# [WHAT TO DO]
Below are entries; count each line that holds the word "label" and report the number without any other words.

# [Recorded data]
══════════

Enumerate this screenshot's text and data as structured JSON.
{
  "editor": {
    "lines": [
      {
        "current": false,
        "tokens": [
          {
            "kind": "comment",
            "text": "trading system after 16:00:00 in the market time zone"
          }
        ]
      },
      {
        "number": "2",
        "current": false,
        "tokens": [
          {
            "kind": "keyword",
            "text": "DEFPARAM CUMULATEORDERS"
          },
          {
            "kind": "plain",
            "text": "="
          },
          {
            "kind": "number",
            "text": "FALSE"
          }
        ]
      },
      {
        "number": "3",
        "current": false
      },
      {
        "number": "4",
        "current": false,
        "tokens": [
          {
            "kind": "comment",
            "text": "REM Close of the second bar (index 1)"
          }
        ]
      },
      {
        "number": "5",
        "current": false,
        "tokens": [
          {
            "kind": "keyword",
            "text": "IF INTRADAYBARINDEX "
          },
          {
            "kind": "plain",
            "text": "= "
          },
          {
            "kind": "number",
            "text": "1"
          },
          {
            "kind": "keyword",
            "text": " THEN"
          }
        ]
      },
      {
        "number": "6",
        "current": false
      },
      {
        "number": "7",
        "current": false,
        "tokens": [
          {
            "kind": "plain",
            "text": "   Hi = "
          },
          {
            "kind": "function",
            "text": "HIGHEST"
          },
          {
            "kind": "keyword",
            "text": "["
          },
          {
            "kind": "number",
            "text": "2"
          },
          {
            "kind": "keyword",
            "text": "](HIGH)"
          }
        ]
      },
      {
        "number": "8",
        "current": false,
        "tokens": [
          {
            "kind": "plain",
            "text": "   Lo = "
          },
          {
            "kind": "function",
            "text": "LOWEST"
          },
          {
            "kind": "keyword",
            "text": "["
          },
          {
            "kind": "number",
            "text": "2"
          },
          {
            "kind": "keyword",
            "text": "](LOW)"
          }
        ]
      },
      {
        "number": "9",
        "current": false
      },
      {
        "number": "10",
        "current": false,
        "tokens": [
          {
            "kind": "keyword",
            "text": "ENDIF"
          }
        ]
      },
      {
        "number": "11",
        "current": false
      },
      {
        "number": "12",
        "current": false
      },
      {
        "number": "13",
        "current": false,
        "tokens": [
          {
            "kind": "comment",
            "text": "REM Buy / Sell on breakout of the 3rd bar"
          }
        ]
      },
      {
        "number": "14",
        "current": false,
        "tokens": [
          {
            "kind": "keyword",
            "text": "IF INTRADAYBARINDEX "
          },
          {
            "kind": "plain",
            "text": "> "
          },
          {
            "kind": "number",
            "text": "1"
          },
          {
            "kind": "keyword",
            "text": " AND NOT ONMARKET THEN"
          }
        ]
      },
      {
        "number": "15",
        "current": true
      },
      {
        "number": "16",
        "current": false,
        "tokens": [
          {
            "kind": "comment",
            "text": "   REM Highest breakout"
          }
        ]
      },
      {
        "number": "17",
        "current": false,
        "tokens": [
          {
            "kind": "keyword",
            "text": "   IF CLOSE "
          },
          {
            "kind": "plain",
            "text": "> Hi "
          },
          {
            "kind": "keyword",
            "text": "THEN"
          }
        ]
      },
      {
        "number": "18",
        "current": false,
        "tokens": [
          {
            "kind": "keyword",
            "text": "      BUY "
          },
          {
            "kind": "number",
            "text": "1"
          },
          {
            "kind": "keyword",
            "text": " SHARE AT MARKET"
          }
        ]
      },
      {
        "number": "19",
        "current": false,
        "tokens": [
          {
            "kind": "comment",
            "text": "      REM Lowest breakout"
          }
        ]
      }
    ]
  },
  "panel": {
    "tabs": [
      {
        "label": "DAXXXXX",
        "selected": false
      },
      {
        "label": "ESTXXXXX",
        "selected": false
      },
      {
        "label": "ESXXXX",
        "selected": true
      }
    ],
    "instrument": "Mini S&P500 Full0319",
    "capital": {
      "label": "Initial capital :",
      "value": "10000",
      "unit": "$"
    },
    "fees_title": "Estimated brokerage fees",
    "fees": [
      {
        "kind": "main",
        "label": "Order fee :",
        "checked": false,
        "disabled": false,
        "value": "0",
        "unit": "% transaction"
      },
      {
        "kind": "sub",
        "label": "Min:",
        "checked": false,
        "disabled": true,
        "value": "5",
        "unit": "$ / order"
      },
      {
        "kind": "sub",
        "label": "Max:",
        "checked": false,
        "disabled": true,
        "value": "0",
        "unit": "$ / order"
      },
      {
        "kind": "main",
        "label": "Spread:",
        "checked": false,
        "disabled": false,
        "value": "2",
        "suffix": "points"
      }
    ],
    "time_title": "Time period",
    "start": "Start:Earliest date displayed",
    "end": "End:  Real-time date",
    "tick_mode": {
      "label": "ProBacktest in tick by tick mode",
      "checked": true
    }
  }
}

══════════

# [SOLUTION]
9